Citizens United v. FEC, 2008 U.S. Dist. LEXIS 54767 (D.D.C., July 18, 2008)Citizens United v. FEC, 530 F. Supp. 2d 274, 2008 U.S. Dist. LEXIS 2575 (D.D.C., 2008)

Disposition: Reversed in part, affirmed in part, and remanded.


expenditures, election, candidate, corruption, political speech, electioneering, regulation, funds, ban, the First Amendment, restrictions, FEC, contributions, media, shareholders, communications, as-applied, cases, press, advocacy, treasury, campaign, quid pro quo, quotation, rights, marks, campaign finance, invalidated, stare decisis, limits

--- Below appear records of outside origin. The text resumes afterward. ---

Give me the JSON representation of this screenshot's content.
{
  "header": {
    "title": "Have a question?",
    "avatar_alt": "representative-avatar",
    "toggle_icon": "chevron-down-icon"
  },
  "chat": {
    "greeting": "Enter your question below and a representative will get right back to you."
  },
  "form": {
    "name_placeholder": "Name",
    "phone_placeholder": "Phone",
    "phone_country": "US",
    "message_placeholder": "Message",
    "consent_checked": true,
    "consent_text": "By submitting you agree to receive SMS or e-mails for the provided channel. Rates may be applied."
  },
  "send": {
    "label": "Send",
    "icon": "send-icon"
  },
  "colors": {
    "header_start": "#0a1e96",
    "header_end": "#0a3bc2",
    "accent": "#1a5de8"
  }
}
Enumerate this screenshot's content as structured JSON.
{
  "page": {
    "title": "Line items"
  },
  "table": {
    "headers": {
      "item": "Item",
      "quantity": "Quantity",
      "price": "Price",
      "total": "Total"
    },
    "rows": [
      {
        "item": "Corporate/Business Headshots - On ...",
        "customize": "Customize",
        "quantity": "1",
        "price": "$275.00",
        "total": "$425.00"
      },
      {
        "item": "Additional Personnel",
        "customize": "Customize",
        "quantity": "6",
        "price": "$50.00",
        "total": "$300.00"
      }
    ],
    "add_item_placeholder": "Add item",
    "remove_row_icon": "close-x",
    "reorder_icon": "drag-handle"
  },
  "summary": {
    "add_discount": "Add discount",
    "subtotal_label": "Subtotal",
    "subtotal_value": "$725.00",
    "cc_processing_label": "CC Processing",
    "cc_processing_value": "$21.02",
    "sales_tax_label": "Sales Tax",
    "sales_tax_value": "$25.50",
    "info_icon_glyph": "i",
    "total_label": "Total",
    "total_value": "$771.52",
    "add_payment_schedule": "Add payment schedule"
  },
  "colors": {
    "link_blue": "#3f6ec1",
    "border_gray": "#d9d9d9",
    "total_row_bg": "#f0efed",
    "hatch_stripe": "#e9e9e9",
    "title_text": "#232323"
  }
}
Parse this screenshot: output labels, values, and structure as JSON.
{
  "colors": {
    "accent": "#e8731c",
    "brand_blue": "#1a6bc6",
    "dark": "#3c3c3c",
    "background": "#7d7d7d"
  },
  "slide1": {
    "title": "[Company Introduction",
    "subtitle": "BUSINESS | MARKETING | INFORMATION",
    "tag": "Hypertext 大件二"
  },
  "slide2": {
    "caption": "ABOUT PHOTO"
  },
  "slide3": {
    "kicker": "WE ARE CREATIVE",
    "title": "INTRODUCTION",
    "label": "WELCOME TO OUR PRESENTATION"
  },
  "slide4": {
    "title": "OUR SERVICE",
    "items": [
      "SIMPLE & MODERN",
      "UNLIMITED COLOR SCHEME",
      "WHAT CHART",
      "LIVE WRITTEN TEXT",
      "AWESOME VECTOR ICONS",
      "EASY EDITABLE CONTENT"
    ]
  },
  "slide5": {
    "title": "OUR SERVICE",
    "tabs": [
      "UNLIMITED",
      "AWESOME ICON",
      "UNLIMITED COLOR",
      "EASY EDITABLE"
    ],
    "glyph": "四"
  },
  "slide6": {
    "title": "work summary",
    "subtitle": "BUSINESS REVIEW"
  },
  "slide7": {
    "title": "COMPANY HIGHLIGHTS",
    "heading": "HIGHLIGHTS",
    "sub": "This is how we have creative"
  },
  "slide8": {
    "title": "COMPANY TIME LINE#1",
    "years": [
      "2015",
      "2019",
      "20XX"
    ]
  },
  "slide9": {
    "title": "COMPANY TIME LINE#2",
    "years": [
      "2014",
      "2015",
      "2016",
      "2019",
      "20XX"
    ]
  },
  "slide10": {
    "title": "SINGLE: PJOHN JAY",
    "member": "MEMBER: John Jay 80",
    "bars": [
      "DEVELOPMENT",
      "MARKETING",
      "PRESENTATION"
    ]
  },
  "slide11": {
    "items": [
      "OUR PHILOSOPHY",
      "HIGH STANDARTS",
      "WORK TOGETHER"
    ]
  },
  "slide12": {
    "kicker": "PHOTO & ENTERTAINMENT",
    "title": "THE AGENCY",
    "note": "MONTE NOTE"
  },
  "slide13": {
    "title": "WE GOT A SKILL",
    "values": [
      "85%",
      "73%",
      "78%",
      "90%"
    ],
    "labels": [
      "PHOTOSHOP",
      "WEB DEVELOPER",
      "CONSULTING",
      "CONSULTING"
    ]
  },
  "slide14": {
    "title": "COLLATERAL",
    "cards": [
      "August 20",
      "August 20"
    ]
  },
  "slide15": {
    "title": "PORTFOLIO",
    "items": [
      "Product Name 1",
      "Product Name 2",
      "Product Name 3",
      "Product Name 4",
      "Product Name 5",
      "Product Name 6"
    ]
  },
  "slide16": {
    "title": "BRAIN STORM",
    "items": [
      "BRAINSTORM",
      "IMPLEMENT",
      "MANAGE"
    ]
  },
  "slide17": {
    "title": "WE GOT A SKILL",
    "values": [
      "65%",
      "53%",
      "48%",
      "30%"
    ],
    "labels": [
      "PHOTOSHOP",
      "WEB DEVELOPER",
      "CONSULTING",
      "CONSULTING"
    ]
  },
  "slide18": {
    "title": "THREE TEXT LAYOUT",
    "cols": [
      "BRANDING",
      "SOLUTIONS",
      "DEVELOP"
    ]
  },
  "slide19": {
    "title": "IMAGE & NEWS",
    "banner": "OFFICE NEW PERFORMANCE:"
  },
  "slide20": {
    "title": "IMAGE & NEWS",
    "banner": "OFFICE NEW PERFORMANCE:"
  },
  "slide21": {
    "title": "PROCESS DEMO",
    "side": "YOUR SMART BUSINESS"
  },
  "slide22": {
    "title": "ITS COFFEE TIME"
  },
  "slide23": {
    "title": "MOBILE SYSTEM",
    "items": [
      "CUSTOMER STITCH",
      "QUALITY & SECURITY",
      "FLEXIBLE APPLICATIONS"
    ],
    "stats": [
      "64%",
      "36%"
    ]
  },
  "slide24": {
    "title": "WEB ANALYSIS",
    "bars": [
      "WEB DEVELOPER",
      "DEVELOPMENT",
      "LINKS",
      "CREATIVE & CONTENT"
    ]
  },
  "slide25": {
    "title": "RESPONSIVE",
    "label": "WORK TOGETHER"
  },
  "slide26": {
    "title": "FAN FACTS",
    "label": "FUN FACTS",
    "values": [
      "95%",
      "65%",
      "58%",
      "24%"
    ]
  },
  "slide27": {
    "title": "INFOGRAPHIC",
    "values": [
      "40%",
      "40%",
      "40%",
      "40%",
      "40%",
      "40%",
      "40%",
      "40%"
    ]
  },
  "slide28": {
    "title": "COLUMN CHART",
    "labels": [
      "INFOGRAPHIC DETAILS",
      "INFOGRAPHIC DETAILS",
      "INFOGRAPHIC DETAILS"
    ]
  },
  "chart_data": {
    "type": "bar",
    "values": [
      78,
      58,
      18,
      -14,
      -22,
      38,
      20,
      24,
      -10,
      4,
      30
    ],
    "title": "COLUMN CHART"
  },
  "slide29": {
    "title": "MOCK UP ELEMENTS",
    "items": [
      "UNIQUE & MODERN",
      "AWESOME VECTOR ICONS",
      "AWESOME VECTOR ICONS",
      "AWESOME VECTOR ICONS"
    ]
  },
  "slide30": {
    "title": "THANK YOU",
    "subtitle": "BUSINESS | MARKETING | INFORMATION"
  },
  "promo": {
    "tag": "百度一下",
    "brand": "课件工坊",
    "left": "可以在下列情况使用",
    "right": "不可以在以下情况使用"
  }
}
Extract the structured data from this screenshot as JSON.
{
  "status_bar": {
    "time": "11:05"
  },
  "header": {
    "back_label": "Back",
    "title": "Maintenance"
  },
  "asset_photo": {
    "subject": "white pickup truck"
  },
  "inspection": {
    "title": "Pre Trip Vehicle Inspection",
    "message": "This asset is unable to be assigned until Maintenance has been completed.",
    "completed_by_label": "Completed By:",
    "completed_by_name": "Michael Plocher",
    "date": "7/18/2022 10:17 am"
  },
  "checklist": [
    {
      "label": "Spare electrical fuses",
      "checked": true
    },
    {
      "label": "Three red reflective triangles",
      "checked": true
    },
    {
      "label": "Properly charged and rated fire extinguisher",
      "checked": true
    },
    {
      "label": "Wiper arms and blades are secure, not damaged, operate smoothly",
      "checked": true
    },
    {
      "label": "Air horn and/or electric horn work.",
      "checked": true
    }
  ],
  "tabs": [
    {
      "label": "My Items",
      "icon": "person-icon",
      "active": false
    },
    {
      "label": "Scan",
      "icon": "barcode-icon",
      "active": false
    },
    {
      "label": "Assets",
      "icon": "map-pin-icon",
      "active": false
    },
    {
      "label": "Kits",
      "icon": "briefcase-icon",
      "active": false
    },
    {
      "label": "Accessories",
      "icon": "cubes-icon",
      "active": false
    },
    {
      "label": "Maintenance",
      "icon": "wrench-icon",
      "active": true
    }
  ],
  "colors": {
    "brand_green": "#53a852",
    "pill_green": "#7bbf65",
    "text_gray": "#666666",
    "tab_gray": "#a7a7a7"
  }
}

Business & Corporate Law, Corporations, General Overview, Constitutional Law, Fundamental Freedoms, Judicial & Legislative Restraints, Freedom of Speech, Political Speech, Governments, Federal Government, Elections, Scope, Civil Procedure, US Supreme Court Review, Case or Controversy, Constitutionality of Legislation, Courts, Authority to Adjudicate, Public Employees, Free Press, Bill of Rights, Freedom to Petition, Judicial Precedent